* DESCRIPTION OF THE TASK *
Please read the records below and return each line holding the string "sont".

(Data extracted from a collection)
--------

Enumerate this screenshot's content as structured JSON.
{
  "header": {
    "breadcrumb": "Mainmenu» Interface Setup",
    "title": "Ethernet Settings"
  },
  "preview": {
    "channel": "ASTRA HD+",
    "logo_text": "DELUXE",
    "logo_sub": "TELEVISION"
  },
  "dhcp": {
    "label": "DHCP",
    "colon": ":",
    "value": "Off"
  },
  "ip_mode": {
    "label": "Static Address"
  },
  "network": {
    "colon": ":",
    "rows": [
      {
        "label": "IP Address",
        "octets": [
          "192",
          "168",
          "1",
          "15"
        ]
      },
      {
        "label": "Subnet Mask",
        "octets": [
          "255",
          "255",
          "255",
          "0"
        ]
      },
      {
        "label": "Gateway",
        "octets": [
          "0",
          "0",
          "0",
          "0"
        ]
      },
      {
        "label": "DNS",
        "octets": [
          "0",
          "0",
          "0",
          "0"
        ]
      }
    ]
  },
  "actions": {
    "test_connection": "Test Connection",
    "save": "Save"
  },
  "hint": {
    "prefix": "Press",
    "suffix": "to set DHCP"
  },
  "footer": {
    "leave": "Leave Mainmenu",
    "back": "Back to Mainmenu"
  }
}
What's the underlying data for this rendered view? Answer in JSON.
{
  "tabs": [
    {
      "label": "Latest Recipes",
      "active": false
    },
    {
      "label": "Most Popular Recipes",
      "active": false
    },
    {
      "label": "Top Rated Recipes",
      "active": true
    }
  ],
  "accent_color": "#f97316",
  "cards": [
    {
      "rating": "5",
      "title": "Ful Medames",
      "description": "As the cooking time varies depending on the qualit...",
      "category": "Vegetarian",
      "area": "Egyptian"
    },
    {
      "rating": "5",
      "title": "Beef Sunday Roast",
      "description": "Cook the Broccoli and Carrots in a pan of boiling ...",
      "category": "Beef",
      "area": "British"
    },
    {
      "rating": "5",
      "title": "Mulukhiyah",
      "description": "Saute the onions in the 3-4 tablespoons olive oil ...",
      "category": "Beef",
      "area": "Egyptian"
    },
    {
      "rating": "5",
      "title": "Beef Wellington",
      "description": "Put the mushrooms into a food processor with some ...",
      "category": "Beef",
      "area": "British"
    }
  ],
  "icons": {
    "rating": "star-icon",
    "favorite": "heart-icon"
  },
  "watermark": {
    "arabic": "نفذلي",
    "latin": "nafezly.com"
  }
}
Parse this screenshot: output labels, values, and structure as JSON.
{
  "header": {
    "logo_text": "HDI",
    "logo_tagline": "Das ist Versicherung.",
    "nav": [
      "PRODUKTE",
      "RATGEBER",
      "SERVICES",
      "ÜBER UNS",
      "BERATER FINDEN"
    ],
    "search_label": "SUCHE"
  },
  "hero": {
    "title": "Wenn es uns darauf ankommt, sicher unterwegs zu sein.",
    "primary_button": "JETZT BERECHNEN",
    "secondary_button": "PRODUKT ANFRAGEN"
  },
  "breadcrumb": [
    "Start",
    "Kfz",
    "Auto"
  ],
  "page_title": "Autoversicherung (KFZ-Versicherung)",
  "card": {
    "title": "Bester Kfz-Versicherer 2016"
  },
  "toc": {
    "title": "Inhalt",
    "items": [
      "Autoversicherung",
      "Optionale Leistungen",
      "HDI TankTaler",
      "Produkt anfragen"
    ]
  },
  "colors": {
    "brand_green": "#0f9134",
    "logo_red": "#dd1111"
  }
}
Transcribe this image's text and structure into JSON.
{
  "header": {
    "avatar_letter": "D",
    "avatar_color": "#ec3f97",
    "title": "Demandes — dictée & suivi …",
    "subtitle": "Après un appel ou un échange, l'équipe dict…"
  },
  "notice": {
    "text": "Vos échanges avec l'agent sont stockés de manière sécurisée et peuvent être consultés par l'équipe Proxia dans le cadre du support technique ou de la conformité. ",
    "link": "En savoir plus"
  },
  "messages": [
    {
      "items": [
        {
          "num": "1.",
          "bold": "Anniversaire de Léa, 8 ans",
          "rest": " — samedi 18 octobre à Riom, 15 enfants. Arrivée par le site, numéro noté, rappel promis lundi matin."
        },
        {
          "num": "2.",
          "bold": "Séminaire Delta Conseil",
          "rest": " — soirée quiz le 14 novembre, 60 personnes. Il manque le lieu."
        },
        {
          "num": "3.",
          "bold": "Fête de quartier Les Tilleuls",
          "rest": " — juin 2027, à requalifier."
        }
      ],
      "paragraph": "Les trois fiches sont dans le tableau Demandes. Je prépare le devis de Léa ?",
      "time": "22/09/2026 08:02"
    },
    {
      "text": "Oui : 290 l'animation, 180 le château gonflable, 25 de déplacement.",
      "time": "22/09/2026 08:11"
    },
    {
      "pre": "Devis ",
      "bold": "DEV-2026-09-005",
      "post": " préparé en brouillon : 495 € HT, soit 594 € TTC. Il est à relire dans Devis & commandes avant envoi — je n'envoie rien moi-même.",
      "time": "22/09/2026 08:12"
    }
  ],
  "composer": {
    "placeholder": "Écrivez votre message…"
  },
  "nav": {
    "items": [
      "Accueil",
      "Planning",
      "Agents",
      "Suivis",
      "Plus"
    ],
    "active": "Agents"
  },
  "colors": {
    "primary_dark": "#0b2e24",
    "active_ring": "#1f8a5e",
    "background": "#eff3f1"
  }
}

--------

* EXERCISE RESULT *
    "text": "Vos échanges avec l'agent sont stockés de manière sécurisée et peuvent être consultés par l'équipe Proxia dans le cadre du support technique ou de la conformité. ",
      "paragraph": "Les trois fiches sont dans le tableau Demandes. Je prépare le devis de Léa ?",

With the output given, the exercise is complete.